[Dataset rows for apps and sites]
((
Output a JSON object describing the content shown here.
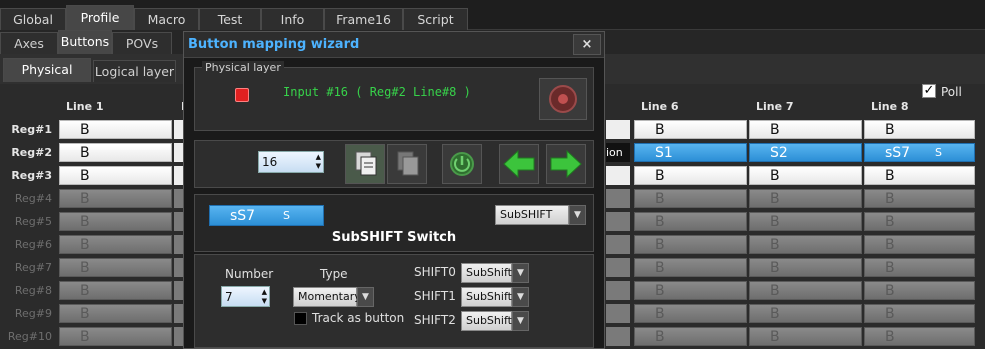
{
  "tabs": [
    "Global",
    "Profile",
    "Macro",
    "Test",
    "Info",
    "Frame16",
    "Script"
  ],
  "subtabs": [
    "Axes",
    "Buttons",
    "POVs"
  ],
  "layer_tabs": [
    "Physical layer",
    "Logical layer"
  ],
  "poll": {
    "label": "Poll",
    "checked": true,
    "checkmark": "✓"
  },
  "grid": {
    "columns": [
      "Line 1",
      "Line 6",
      "Line 7",
      "Line 8"
    ],
    "partial_col": "L",
    "rows": [
      "Reg#1",
      "Reg#2",
      "Reg#3",
      "Reg#4",
      "Reg#5",
      "Reg#6",
      "Reg#7",
      "Reg#8",
      "Reg#9",
      "Reg#10"
    ],
    "cells": [
      [
        "B",
        "B",
        "B",
        "B"
      ],
      [
        "B",
        "S1",
        "S2",
        "sS7"
      ],
      [
        "B",
        "B",
        "B",
        "B"
      ],
      [
        "B",
        "B",
        "B",
        "B"
      ],
      [
        "B",
        "B",
        "B",
        "B"
      ],
      [
        "B",
        "B",
        "B",
        "B"
      ],
      [
        "B",
        "B",
        "B",
        "B"
      ],
      [
        "B",
        "B",
        "B",
        "B"
      ],
      [
        "B",
        "B",
        "B",
        "B"
      ],
      [
        "B",
        "B",
        "B",
        "B"
      ]
    ],
    "reg2_line8_badge": "S",
    "partial_label": "ion"
  },
  "dialog": {
    "title": "Button mapping wizard",
    "close": "×",
    "physical": {
      "group_label": "Physical layer",
      "input_text": "Input #16  ( Reg#2  Line#8 )",
      "indicator_color": "#e02020"
    },
    "toolbar": {
      "input_number": "16"
    },
    "mapping": {
      "current_value": "sS7",
      "current_badge": "S",
      "func_type": "SubSHIFT",
      "title": "SubSHIFT Switch"
    },
    "params": {
      "number_label": "Number",
      "number_value": "7",
      "type_label": "Type",
      "type_value": "Momentary",
      "track_label": "Track as button",
      "shift0_label": "SHIFT0",
      "shift0_value": "SubShift",
      "shift1_label": "SHIFT1",
      "shift1_value": "SubShift",
      "shift2_label": "SHIFT2",
      "shift2_value": "SubShift"
    }
  },
  "colors": {
    "accent_blue": "#2c8fd6",
    "title_blue": "#4db3ff",
    "status_green": "#37d24a",
    "arrow_green": "#3cc43c"
  }
}
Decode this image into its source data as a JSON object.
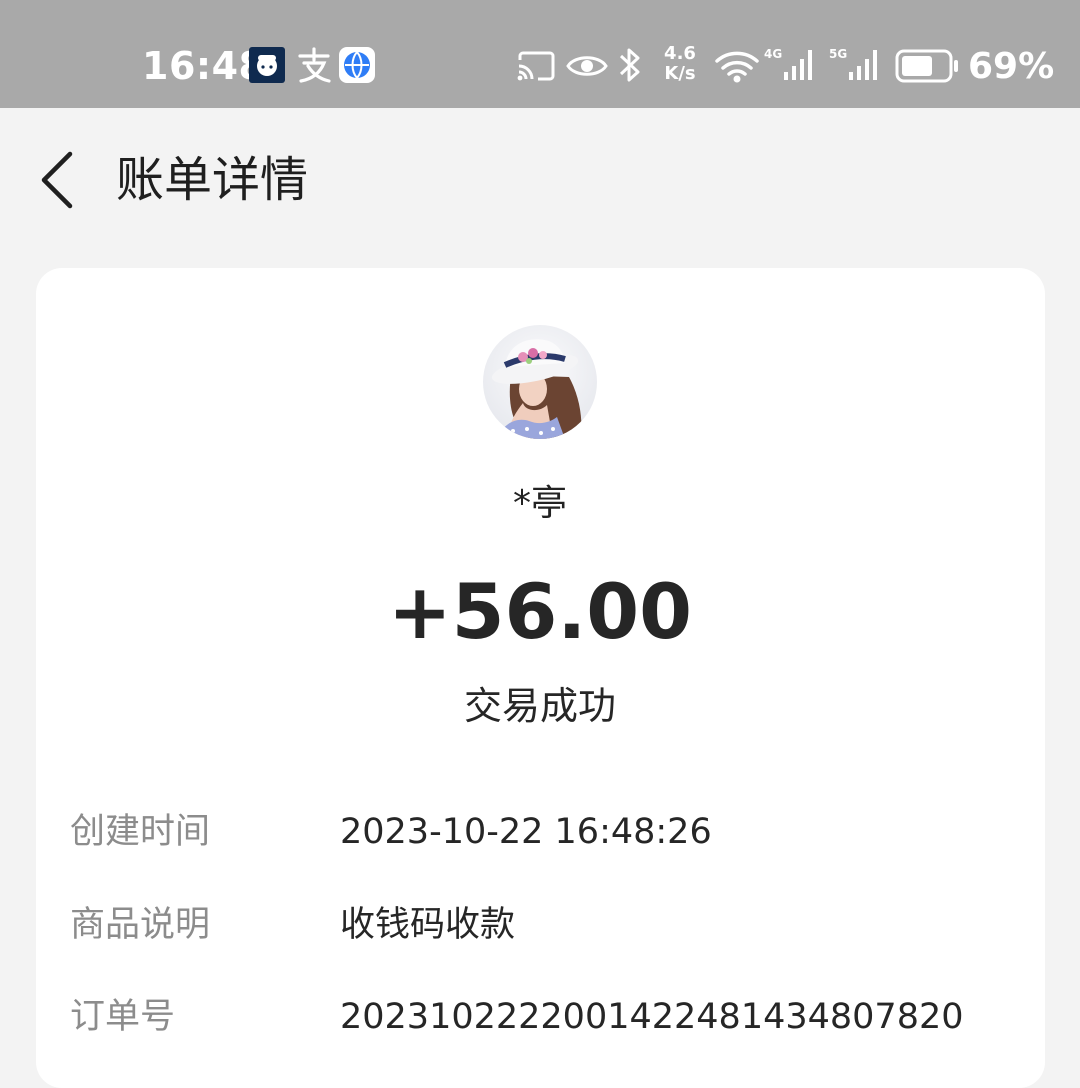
{
  "status_bar": {
    "time": "16:48",
    "net_speed_value": "4.6",
    "net_speed_unit": "K/s",
    "signal_4g_label": "4G",
    "signal_5g_label": "5G",
    "battery_percent": "69%",
    "battery_level": 0.69,
    "icons": [
      "notification-app-icon",
      "alipay-icon",
      "browser-icon",
      "cast-icon",
      "eye-icon",
      "bluetooth-icon",
      "wifi-icon",
      "signal-4g-icon",
      "signal-5g-icon",
      "battery-icon"
    ]
  },
  "header": {
    "title": "账单详情"
  },
  "bill": {
    "payer_name": "*亭",
    "amount": "+56.00",
    "status": "交易成功",
    "details": [
      {
        "label": "创建时间",
        "value": "2023-10-22 16:48:26"
      },
      {
        "label": "商品说明",
        "value": "收钱码收款"
      },
      {
        "label": "订单号",
        "value": "20231022220014224814348078​20"
      }
    ]
  },
  "colors": {
    "status_bar_bg": "#a9a9a9",
    "page_bg": "#f3f3f3",
    "card_bg": "#ffffff",
    "label_gray": "#8c8c8c",
    "text_dark": "#262626"
  }
}
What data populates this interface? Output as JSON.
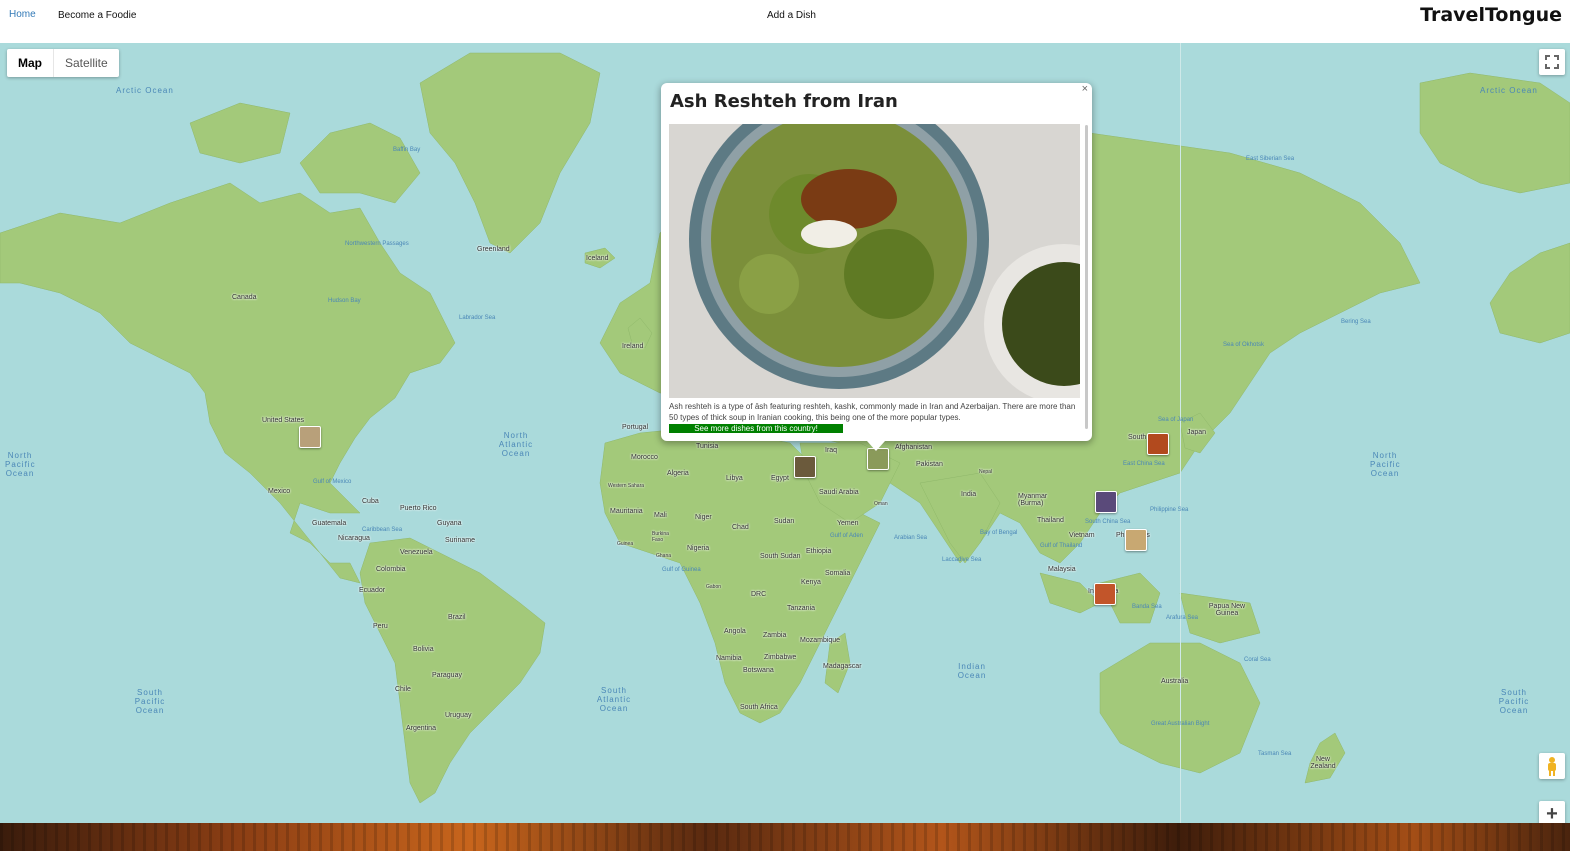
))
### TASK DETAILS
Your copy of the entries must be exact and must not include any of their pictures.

### SOLUTION FOR THIS EXERCISE
Output a JSON object describing the content shown here.
{
  "tabs": [
    "Global",
    "Profile",
    "Macro",
    "Test",
    "Info",
    "Frame16",
    "Script"
  ],
  "subtabs": [
    "Axes",
    "Buttons",
    "POVs"
  ],
  "layer_tabs": [
    "Physical layer",
    "Logical layer"
  ],
  "poll": {
    "label": "Poll",
    "checked": true,
    "checkmark": "✓"
  },
  "grid": {
    "columns": [
      "Line 1",
      "Line 6",
      "Line 7",
      "Line 8"
    ],
    "partial_col": "L",
    "rows": [
      "Reg#1",
      "Reg#2",
      "Reg#3",
      "Reg#4",
      "Reg#5",
      "Reg#6",
      "Reg#7",
      "Reg#8",
      "Reg#9",
      "Reg#10"
    ],
    "cells": [
      [
        "B",
        "B",
        "B",
        "B"
      ],
      [
        "B",
        "S1",
        "S2",
        "sS7"
      ],
      [
        "B",
        "B",
        "B",
        "B"
      ],
      [
        "B",
        "B",
        "B",
        "B"
      ],
      [
        "B",
        "B",
        "B",
        "B"
      ],
      [
        "B",
        "B",
        "B",
        "B"
      ],
      [
        "B",
        "B",
        "B",
        "B"
      ],
      [
        "B",
        "B",
        "B",
        "B"
      ],
      [
        "B",
        "B",
        "B",
        "B"
      ],
      [
        "B",
        "B",
        "B",
        "B"
      ]
    ],
    "reg2_line8_badge": "S",
    "partial_label": "ion"
  },
  "dialog": {
    "title": "Button mapping wizard",
    "close": "×",
    "physical": {
      "group_label": "Physical layer",
      "input_text": "Input #16  ( Reg#2  Line#8 )",
      "indicator_color": "#e02020"
    },
    "toolbar": {
      "input_number": "16"
    },
    "mapping": {
      "current_value": "sS7",
      "current_badge": "S",
      "func_type": "SubSHIFT",
      "title": "SubSHIFT Switch"
    },
    "params": {
      "number_label": "Number",
      "number_value": "7",
      "type_label": "Type",
      "type_value": "Momentary",
      "track_label": "Track as button",
      "shift0_label": "SHIFT0",
      "shift0_value": "SubShift",
      "shift1_label": "SHIFT1",
      "shift1_value": "SubShift",
      "shift2_label": "SHIFT2",
      "shift2_value": "SubShift"
    }
  },
  "colors": {
    "accent_blue": "#2c8fd6",
    "title_blue": "#4db3ff",
    "status_green": "#37d24a",
    "arrow_green": "#3cc43c"
  }
}
Decode this image into its source data as a JSON object.
{
  "status_bar": {
    "time": "16:48",
    "net_speed_value": "4.6",
    "net_speed_unit": "K/s",
    "signal_4g_label": "4G",
    "signal_5g_label": "5G",
    "battery_percent": "69%",
    "battery_level": 0.69,
    "icons": [
      "notification-app-icon",
      "alipay-icon",
      "browser-icon",
      "cast-icon",
      "eye-icon",
      "bluetooth-icon",
      "wifi-icon",
      "signal-4g-icon",
      "signal-5g-icon",
      "battery-icon"
    ]
  },
  "header": {
    "title": "账单详情"
  },
  "bill": {
    "payer_name": "*亭",
    "amount": "+56.00",
    "status": "交易成功",
    "details": [
      {
        "label": "创建时间",
        "value": "2023-10-22 16:48:26"
      },
      {
        "label": "商品说明",
        "value": "收钱码收款"
      },
      {
        "label": "订单号",
        "value": "20231022220014224814348078​20"
      }
    ]
  },
  "colors": {
    "status_bar_bg": "#a9a9a9",
    "page_bg": "#f3f3f3",
    "card_bg": "#ffffff",
    "label_gray": "#8c8c8c",
    "text_dark": "#262626"
  }
}
What data populates this interface? Output as JSON.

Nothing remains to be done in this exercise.